During the vMed 2023 conference hosted by Cedars-Sinai Medical Center in Los Angeles, mental healthcare professionals discussed the role of medical extended reality in treating mental health conditions and the associated risks and benefits of virtual treatment. Dr. Brenda Wiederhold, clinical psychologist and cofounder of the Virtual Reality Medical Center, highlighted the opportunities and challenges of transitioning from virtual reality to XR health to the metaverse.
While Wiederhold is optimistic about the potential of medical XR, she stresses the importance of oversight and regulations to avoid tech companies solely self-policing. Building upon past successes and failures, medical XR must be developed realistically.
Medical XR is utilized to expose patients to the environment that provokes their anxiety and fear, with the aim of helping them confront and overcome their emotional and cognitive responses. However, individualized VR experiences differ from person to person, which means that emotional processing and long-term efficacy vary too. Therefore, it is crucial for patients to apply their VR-learned skills in real-world situations to obtain meaningful benefits.
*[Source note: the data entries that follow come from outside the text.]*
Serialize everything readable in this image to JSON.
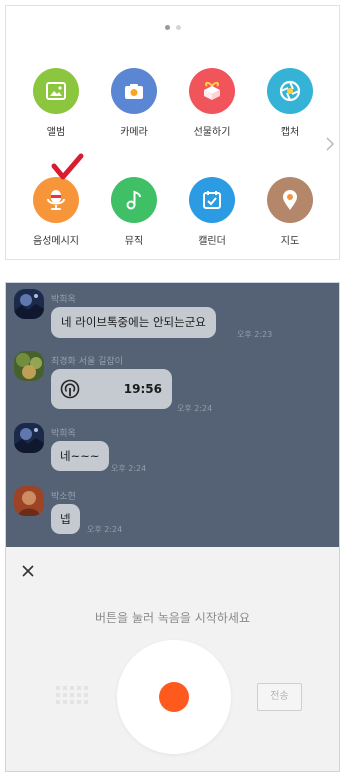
{
  "attach_menu": {
    "items": [
      {
        "label": "앨범",
        "color": "#8cc63f"
      },
      {
        "label": "카메라",
        "color": "#5b86d4"
      },
      {
        "label": "선물하기",
        "color": "#f2545b"
      },
      {
        "label": "캡처",
        "color": "#35b3d6"
      },
      {
        "label": "음성메시지",
        "color": "#f7953a"
      },
      {
        "label": "뮤직",
        "color": "#3fbf66"
      },
      {
        "label": "캘린더",
        "color": "#2b9be3"
      },
      {
        "label": "지도",
        "color": "#b5876a"
      }
    ],
    "page_count": 2,
    "current_page": 1
  },
  "chat": {
    "messages": [
      {
        "sender": "박희옥",
        "text": "네 라이브톡중에는 안되는군요",
        "time": "오후 2:23"
      },
      {
        "sender": "최경화 서울 길잡이",
        "voice_duration": "19:56",
        "time": "오후 2:24"
      },
      {
        "sender": "박희옥",
        "text": "네~~~",
        "time": "오후 2:24"
      },
      {
        "sender": "박소현",
        "text": "넵",
        "time": "오후 2:24"
      }
    ]
  },
  "recorder": {
    "hint": "버튼을 눌러 녹음을 시작하세요",
    "send_label": "전송",
    "record_color": "#ff5a1e"
  }
}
VR is not intended to replace mental health providers, but to be used as a tool by them. Studies have demonstrated VR’s efficacy in treating depression by using a behavioral activation approach that emphasizes how behaviors influence emotions.
Insights from vMed 2023 Conference
At the vMed 2023 conference hosted by Cedars-Sinai Medical Center, speakers discussed the potential benefits and risks of using medical extended reality (medical XR) for mental healthcare. Dr. Brenda Wiederhold, a clinical psychologist and cofounder of the Virtual Reality Medical Center, cautioned that while she is optimistic about the potential of medical XR, some oversight is necessary to ensure that tech companies do not police themselves.
Dr. Margot Paul, a postdoctoral scholar of psychiatry at the Stanford School of Medicine, described how her study showed that VR was clinically significant and feasible in decreasing major depressive disorder.
Skip Rizzo, psychologist and director of medical virtual reality at the University of Southern California Institute for Creative Technologies, emphasized the importance of breaking down barriers to care and training medical providers to use VR for mental healthcare. While the metaverse has potential to make care more accessible and reduce stigma, Rizzo stressed that a good part of the clinical benefit comes from the therapeutic alliance with a human being.
At the vMed 2023 conference, experts discussed using advanced technology, like virtual reality (VR), in mental health treatment. Dr. Brenda Wiederhold expressed optimism but emphasized the need for oversight. VR helps patients face anxiety-triggering situations, but results vary. It’s a tool, not a replacement for mental health providers, showing promise in treating depression.